(GIVEN INFORMATION begins)

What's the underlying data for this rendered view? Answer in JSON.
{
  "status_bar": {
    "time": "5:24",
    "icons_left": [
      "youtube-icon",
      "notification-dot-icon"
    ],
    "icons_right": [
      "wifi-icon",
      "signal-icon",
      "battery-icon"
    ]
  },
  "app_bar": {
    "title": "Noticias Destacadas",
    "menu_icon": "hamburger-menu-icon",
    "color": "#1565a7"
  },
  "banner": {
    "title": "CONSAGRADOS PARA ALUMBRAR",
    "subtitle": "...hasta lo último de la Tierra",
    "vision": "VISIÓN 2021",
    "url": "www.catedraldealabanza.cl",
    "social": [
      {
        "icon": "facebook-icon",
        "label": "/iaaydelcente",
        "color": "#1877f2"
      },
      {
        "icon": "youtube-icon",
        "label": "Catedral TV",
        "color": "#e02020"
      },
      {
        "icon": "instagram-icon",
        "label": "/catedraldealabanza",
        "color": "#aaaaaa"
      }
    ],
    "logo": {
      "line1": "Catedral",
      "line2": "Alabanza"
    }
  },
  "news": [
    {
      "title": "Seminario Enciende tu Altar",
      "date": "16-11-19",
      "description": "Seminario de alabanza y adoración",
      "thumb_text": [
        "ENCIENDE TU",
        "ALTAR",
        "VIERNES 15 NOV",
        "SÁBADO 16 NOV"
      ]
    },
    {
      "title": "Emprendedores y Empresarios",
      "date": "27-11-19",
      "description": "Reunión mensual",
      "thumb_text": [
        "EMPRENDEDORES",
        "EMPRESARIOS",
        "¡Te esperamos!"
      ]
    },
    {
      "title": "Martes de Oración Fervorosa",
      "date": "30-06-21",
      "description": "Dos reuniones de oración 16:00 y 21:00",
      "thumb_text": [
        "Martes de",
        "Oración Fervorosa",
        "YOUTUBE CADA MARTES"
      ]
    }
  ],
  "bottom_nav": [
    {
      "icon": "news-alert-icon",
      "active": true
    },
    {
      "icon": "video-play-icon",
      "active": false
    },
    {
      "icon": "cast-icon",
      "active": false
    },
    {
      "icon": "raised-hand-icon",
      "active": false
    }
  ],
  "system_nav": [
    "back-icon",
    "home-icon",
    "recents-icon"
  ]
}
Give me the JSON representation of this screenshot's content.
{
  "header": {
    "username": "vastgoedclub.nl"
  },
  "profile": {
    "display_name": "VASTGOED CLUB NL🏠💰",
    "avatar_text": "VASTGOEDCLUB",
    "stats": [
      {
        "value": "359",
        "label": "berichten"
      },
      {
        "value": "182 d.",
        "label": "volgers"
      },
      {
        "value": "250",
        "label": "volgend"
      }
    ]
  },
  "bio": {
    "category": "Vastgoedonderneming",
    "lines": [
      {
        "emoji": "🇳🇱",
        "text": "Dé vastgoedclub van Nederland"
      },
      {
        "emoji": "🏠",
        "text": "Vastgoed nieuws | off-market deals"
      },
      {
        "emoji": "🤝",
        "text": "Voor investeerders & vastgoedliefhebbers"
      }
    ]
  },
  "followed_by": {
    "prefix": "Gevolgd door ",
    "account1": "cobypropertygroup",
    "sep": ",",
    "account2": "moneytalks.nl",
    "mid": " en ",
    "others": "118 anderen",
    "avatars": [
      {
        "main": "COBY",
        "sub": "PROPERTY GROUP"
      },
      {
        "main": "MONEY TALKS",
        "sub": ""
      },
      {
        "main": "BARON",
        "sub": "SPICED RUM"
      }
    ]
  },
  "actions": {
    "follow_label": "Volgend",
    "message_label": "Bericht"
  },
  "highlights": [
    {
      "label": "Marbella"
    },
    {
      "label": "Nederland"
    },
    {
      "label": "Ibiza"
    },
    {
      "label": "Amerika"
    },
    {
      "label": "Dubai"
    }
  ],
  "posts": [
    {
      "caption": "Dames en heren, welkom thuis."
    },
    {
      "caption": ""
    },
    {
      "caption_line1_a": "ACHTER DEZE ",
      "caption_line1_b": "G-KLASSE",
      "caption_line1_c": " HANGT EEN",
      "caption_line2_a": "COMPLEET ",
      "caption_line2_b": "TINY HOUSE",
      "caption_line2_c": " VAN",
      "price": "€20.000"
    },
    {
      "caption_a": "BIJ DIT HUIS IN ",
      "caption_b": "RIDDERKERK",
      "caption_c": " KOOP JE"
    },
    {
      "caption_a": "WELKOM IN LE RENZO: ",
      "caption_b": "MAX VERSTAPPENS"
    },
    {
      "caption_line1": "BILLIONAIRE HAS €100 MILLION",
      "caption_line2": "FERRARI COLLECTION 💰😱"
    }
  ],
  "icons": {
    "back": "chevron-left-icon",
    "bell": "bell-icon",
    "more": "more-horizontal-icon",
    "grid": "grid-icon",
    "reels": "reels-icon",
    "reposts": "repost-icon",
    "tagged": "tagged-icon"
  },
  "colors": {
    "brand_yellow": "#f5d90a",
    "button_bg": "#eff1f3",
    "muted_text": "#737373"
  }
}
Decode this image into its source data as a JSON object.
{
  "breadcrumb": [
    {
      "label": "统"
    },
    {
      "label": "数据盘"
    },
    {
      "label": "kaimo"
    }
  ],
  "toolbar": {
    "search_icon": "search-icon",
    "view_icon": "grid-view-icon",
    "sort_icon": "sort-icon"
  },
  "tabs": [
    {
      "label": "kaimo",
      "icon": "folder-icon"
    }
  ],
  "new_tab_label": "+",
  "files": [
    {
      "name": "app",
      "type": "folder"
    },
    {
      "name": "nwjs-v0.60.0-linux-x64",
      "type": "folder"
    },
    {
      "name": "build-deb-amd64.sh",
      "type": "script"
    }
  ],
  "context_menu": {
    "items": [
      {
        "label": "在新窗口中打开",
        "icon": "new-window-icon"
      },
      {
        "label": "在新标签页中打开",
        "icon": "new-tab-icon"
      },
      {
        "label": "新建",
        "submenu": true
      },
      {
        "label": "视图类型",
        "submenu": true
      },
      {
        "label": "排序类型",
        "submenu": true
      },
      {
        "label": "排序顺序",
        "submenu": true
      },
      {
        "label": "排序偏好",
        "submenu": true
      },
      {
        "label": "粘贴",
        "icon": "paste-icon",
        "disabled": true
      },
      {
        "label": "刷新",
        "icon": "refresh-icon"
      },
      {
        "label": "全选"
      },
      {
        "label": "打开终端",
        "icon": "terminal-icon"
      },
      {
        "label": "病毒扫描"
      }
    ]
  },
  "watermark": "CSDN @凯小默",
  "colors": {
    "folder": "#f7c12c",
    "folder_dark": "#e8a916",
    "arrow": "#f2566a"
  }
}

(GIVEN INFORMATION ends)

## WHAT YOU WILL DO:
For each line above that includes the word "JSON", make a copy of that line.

## EXERCISE SOLUTION:
What's the underlying data for this rendered view? Answer in JSON.
Give me the JSON representation of this screenshot's content.
Decode this image into its source data as a JSON object.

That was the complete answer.